In Nextra Australia Pty Limited v Fletcher  FCA 399 the Federal Court held that a blogger was liable for misleading comments that he made about a flyer published by a competitor.
Nextra was a franchisor of a newsagency franchise. Mr Fletcher was a shareholder and director of a franchisor of a rival newsagency franchise, NewsXpress Pty Ltd. Nextra published a flyer (the Flyer) aimed at persuading newsagents to join the Nextra franchise. Mr Fletcher published a blog (the Blog) and on his Blog posted an article entitled “Nasty campaign from nextra misleads newsagents” (the Article), referring to the Nextra flyer. Nextra claimed that the Article was misleading and deceptive.
The question was whether, by publishing the Article, Mr Fletcher was engaging “in trade or commerce”. It is only possible to take action for misleading or deceptive conduct under the Australian Consumer Law if the conduct is “in trade or commerce”. Mr Fletcher argued that he published the Blog for altruistic reasons – for the interest, information and benefit of the newsagent community.
The Court noted that self-publication of articles or thought pieces relevant to a particular industry on, for example, a blog is not necessarily conduct in trade or commerce. The Court gave the example here of a blog that permits ventilation of personal opinions by the publisher on topics in which the blogger is interested and is provided for the interest of readers.
However, the Court found that the motives of Mr Fletcher for posting material on the Blog were mixed. He appreciated the status and authority that publication of the Blog gave him and did have a genuine interest and aim in promoting discussion in the newsagent community of topics of interest to newsagents. However, Mr Fletcher had not hesitated to use the Blog to promote his own commercial interests. The Court pointed to a number of articles on the Blog which either praised NewsXpress or another of Mr Fletcher’s businesses or criticised a rival franchise. The Blog even contained a job advertisement for one of the NewsXpress stores.
The leading case on this area of law was Concrete Constructions (NSW) Pty Ltd v Nelson (1990) 169 CLR 594 where a misleading statement made by one worker to another was held not to be in trade or commerce. There the High Court held that “in trade and commerce” meant the central conception of trade or commerce and not the immense field of activities in which companies engage in the course of their overall trading activities. The dividing line may not be clear but the High Court gave the example of:

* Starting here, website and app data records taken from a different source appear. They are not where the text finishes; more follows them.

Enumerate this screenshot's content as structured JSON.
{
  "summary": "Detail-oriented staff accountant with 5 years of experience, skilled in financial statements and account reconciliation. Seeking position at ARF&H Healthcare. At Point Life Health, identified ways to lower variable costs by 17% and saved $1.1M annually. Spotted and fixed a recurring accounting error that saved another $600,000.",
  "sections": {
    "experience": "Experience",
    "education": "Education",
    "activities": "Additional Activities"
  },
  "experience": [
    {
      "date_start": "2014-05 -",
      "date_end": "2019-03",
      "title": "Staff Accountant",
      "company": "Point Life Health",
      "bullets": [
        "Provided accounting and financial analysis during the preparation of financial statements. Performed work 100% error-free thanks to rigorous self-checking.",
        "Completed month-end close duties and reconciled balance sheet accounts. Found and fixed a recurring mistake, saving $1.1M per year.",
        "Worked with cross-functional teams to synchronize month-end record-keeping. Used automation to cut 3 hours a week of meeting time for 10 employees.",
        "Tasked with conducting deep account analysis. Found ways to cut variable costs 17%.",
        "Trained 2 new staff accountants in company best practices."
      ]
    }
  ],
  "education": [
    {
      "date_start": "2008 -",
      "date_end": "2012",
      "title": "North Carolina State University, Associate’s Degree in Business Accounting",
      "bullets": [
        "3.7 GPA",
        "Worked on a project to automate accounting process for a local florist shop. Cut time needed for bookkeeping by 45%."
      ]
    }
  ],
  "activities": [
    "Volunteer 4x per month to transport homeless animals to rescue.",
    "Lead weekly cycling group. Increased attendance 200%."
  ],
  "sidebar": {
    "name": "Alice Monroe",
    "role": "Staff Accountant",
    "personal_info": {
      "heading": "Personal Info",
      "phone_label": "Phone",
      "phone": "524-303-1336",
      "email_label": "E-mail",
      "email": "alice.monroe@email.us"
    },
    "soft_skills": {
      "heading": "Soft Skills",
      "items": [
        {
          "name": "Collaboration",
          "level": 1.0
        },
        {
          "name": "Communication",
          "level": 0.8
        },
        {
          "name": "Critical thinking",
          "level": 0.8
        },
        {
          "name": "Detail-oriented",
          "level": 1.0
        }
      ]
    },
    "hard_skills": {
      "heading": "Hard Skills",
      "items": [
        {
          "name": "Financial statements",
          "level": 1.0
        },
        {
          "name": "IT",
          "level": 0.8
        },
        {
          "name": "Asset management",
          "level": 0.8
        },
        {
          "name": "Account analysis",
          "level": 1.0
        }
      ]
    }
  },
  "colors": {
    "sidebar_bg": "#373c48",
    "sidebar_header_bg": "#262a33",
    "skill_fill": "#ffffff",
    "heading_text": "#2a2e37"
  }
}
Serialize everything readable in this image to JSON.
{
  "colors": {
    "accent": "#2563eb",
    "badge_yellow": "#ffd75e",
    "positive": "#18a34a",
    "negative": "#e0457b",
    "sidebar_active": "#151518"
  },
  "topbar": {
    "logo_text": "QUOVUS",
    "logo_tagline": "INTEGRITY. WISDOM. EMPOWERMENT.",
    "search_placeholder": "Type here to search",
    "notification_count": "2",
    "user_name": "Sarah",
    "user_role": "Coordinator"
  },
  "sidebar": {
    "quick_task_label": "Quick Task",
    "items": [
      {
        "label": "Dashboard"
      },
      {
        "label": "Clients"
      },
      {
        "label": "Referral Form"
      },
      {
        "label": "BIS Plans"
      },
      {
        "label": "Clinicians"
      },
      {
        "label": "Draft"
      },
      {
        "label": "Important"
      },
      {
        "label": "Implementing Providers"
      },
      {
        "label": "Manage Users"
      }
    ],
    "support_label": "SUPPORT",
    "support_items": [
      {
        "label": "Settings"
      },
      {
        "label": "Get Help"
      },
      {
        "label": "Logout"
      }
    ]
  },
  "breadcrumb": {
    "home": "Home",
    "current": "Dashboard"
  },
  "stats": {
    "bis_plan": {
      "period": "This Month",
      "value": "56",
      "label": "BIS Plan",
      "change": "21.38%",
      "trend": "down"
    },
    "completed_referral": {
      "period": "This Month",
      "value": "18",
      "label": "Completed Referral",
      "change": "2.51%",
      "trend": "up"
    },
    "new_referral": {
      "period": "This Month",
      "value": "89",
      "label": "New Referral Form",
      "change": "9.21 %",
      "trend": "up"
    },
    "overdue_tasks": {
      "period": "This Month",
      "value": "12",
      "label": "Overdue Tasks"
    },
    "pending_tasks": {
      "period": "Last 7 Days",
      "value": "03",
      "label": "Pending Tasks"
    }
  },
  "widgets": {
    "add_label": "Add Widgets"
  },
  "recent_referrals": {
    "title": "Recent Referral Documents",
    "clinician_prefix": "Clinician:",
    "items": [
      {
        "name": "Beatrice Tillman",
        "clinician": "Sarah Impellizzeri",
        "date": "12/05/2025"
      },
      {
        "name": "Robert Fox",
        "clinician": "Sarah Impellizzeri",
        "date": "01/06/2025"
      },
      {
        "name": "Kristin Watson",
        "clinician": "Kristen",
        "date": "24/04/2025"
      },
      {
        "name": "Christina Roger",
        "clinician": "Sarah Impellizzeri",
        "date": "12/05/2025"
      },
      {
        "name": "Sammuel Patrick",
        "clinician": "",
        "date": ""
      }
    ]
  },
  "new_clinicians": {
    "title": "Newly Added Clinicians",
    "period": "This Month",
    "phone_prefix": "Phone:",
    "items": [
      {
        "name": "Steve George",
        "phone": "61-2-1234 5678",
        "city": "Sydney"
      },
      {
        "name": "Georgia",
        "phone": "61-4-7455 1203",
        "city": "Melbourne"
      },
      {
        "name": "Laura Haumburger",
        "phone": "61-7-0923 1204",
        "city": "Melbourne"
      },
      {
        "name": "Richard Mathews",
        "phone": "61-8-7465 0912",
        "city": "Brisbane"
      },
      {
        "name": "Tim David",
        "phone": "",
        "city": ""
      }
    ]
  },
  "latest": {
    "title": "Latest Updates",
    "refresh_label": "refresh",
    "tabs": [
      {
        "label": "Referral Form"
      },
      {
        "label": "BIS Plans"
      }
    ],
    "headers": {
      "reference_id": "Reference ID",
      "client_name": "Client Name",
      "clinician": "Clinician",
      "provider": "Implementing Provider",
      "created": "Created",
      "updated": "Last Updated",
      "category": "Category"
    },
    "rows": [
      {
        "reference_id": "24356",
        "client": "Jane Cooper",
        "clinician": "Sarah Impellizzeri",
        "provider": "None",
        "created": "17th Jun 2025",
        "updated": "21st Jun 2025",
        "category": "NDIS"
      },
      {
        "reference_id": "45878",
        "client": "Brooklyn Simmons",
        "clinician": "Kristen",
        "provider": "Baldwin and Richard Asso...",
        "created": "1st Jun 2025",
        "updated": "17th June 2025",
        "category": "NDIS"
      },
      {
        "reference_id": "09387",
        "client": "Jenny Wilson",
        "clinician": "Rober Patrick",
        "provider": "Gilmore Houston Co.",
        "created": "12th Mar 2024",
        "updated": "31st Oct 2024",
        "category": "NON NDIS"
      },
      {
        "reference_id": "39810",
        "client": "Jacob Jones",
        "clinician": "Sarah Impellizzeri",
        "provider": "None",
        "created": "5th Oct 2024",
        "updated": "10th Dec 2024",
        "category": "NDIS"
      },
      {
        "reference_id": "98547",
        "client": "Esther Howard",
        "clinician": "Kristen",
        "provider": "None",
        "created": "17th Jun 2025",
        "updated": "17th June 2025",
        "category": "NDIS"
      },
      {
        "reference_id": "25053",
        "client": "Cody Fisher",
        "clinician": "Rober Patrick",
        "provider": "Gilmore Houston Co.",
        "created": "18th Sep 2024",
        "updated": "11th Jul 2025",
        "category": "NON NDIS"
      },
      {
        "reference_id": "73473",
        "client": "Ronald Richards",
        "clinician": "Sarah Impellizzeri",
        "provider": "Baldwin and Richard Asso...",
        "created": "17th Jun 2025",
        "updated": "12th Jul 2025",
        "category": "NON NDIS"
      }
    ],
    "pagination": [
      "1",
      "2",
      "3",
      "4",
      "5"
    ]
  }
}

1. driving a truck painted with a competitor’s name in order to mislead customers – which would be in trade and commerce; vs
2. mere driving a truck – which without more would not be in trade or commerce.
The Federal Court in the Nextra case was satisfied that Mr Fletcher had used his Blog for commercial purposes and the Article was an example of this. Although he did not claim to post the Article on behalf of NewsXpress, that was what he was in fact doing. Mr Fletcher was ordered to remove the Article from the Blog.
The take home message from this is that when businesses engage in social media for purposes that include the promotion or protection of their business, their writings, if misleading, may well be scrutinised by a court and they may be liable for any damage caused.